Run through the records and show each line that includes the string "icon".
-------- EXTRACTED MATERIAL --------
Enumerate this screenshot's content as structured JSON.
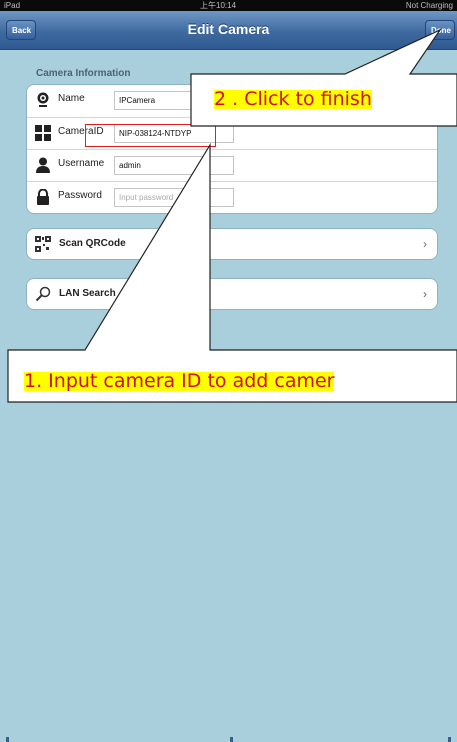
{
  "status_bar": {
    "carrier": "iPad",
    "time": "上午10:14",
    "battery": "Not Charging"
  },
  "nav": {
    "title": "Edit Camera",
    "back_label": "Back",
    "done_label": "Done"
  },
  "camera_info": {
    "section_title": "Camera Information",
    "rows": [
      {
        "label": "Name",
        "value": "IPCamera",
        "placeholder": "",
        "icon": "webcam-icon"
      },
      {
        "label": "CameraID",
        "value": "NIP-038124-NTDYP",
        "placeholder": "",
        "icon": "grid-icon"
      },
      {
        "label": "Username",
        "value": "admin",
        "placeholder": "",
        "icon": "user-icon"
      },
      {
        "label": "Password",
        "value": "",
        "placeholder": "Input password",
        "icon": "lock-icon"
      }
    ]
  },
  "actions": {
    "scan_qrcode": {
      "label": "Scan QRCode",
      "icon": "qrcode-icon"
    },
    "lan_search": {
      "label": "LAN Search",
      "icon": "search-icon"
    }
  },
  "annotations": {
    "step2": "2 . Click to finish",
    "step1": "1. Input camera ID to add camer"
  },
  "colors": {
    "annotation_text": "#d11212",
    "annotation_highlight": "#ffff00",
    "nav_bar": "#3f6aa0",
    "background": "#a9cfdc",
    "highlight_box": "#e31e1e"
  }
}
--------
* [COMPLETED TASK]
        "icon": "webcam-icon"
        "icon": "grid-icon"
        "icon": "user-icon"
        "icon": "lock-icon"
      "icon": "qrcode-icon"
      "icon": "search-icon"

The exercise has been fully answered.